Restate each record below word for word, skipping images.

═════ DATA RECORDS

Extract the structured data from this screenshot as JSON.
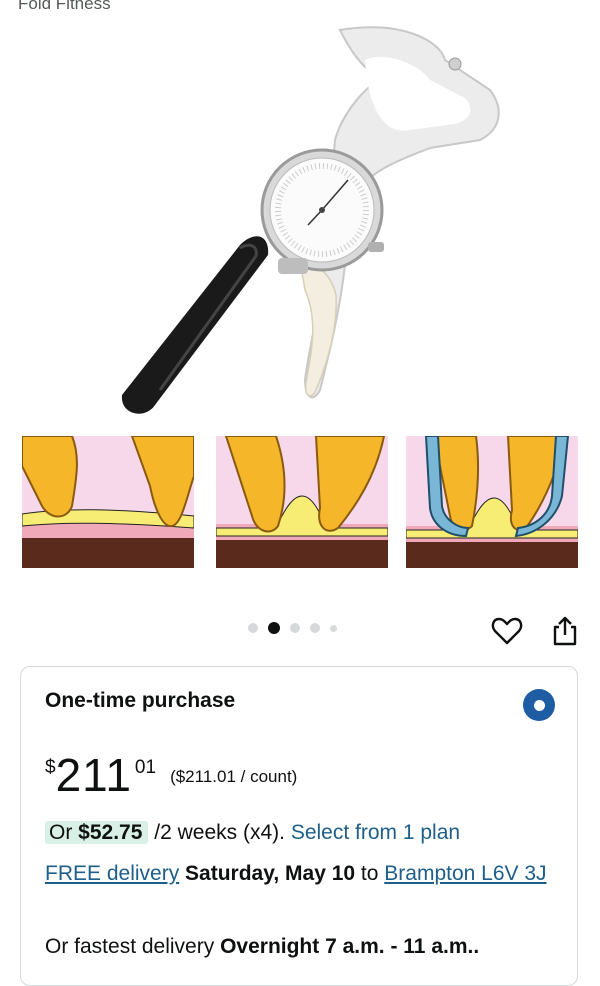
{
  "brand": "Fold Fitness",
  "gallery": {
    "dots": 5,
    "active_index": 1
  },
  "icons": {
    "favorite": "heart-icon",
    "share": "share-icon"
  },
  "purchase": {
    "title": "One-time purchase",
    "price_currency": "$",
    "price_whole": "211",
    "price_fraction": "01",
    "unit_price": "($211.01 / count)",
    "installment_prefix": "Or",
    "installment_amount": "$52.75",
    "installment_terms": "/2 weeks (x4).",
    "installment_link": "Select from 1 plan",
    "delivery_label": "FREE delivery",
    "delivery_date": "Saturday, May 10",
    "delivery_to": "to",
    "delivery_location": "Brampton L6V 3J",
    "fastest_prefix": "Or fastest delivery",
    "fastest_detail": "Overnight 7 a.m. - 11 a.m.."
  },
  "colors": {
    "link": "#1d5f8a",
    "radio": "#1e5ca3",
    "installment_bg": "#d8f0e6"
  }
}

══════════

● **RESPONSE TO THIS EXERCISE**:
Extract the structured data from this screenshot as JSON.
{
  "brand": "Fold Fitness",
  "gallery": {
    "dots": 5,
    "active_index": 1
  },
  "icons": {
    "favorite": "heart-icon",
    "share": "share-icon"
  },
  "purchase": {
    "title": "One-time purchase",
    "price_currency": "$",
    "price_whole": "211",
    "price_fraction": "01",
    "unit_price": "($211.01 / count)",
    "installment_prefix": "Or",
    "installment_amount": "$52.75",
    "installment_terms": "/2 weeks (x4).",
    "installment_link": "Select from 1 plan",
    "delivery_label": "FREE delivery",
    "delivery_date": "Saturday, May 10",
    "delivery_to": "to",
    "delivery_location": "Brampton L6V 3J",
    "fastest_prefix": "Or fastest delivery",
    "fastest_detail": "Overnight 7 a.m. - 11 a.m.."
  },
  "colors": {
    "link": "#1d5f8a",
    "radio": "#1e5ca3",
    "installment_bg": "#d8f0e6"
  }
}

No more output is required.